Although still behind the leaders on the industrial robots market, Poland’s robotics industry grows rather dynamically. The demand for robots depends mainly on the situation in the automotive industry which is doing quite well. Good news is also a recovery in some other industry sectors.
Position on the global industrial robots markets is best indicated by the so-called robot density ratio, that is an average number of robots per 10 thousand people employed in industry. With ratio of 28 Poland is not only behind the global leaders (in 2015 the leader was South Korea with the ratio equal to 531), but also below the market average which is 69. A small progress in robotization of Polish industry is to a large extent caused by a small share of the automotive sector in the whole industrial processing. Slovakia and Czech Republic are better in that respects and automatically have a higher industry robotization level.

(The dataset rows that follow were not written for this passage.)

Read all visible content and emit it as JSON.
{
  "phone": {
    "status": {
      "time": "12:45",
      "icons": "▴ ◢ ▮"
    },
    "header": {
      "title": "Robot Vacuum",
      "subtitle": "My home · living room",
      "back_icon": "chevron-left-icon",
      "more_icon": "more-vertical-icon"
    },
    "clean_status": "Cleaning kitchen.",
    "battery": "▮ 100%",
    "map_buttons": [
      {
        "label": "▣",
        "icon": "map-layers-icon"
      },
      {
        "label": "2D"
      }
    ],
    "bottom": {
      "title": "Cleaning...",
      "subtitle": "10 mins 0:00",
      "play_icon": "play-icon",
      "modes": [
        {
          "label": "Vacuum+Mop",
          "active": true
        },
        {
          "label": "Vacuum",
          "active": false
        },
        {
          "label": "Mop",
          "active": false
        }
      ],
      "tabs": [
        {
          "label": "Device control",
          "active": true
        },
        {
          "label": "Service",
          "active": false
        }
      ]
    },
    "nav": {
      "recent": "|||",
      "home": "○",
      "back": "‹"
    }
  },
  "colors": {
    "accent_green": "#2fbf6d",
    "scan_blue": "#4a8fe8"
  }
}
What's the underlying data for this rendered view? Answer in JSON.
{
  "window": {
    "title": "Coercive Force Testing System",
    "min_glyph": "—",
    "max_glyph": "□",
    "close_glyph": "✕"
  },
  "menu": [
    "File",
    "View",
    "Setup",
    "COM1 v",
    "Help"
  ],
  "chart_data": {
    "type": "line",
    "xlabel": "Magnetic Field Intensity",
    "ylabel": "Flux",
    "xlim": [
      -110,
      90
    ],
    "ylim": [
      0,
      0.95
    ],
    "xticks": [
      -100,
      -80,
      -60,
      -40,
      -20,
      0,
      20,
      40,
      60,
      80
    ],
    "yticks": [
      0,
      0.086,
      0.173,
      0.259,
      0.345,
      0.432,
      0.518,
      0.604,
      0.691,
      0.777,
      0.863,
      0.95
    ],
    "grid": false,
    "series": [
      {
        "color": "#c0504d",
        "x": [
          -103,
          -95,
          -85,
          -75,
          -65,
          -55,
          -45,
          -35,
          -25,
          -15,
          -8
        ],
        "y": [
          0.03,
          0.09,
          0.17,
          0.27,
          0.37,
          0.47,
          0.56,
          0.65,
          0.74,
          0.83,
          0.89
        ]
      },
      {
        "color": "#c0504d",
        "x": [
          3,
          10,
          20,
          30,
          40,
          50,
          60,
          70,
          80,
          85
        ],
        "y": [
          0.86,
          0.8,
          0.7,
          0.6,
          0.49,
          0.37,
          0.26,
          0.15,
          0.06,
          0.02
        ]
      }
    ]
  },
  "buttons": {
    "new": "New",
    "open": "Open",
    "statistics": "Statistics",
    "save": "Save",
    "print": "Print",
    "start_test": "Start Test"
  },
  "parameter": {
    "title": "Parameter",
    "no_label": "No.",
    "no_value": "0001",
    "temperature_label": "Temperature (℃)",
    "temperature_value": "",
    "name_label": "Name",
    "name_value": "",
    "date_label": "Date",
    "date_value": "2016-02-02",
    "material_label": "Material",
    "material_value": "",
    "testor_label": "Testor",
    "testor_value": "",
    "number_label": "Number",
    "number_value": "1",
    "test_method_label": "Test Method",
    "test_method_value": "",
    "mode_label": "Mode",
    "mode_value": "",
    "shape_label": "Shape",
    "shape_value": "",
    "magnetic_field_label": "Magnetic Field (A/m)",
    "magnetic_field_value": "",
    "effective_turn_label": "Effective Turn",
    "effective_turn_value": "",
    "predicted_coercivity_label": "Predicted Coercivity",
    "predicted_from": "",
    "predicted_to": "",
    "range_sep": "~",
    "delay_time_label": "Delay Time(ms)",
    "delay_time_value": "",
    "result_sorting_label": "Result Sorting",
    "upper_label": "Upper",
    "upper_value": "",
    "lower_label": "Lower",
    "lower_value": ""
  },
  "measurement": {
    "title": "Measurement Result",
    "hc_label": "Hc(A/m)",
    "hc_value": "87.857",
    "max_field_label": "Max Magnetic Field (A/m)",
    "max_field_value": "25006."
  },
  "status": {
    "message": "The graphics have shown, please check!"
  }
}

Dynamic changes in robotics
A visible factor blocking the robotization in Poland is the resistance of Polish companies to investing in robots. There is still a widespread opinion that a robot costs plenty of money, is difficult to install, program and operate, and in addition is little flexible and suitable only for large scale production of a constant range of products. As a result, many industrialists perceive the production robotization mainly as costs and technical problems, and not as long-term benefits which determine the competitive advantage of the company and its market position.
Such approach does not take into account the changes which take place in the area of robotics, particularly in terms of robot ability to perform various production tasks, ensure safety of the users and the robotization-related costs. Thanks to successively developed technology and improvement of technical and economic parameters, the robots now are capable of performing more and more varying tasks, and in addition they do it faster, more accurately and less expensively. In particular, multi-arm robots and robots cooperating with humans (so-called kobots) are now one of the most flexible production equipment available. Correctly applied and configured, they can make one-off products and not the series without the need to change the line set-up. In addition, after operation of one work centre is completed, the robot can be easily used to build another work station.
The small are more popular
Representatives of almost all leading global companies are present on the Polish robotics market. There are also local distributors, in general connected with a given brand. The suppliers also provide technical consultancy services, can help make suitable applications and plan preventive maintenance or estimate costs of future upgrade or staff training. As result of presence of major world suppliers of industrial robots, in terms of access to advanced robotics Poland is not behind other European markets.
The main buyers of industrial robots are divisions of multinational corporations, and – to a lesser degree – native industrial plants. The Polish robotics market is in practice less absorptive for national suppliers that it would seem from the number of installed robots. A part of the investment, particularly in the automotive industry, is performed by foreign companies which order robots at manufacturers outside Poland.
The best sellers on the Polish market are small robots with 5–6 kg payload (their market share reaches 40%) and medium-payload robots 10–100 kg (45%). The least demand is for large-payload robots of few hundred kilograms (15%) which earlier were one third of the sales. The reason is progress in robotization of food-processing, electronic and electrical industries where mainly small robots are used, often SCARA or parallel kinematics type, which allow a fast and precise manipulation of small details.
In terms of number of industrial robots, the automotive sector is the clear leader with 45% of the total. One fifth of the robots work in production of rubber and plastic parts and 12.4% in metal industry. Then comes electronic and electrical industry (4.5%), machinery and equipment sector (3.2%) and food processing industry (3.1%).
Poland also has an aftermarket which allows an easily sale and purchase of robots at attractive prices. However it should be noted that second-hand machines usually require higher maintenance expenditures. The cost calculation must also include higher risk of breakdown and related production downtime.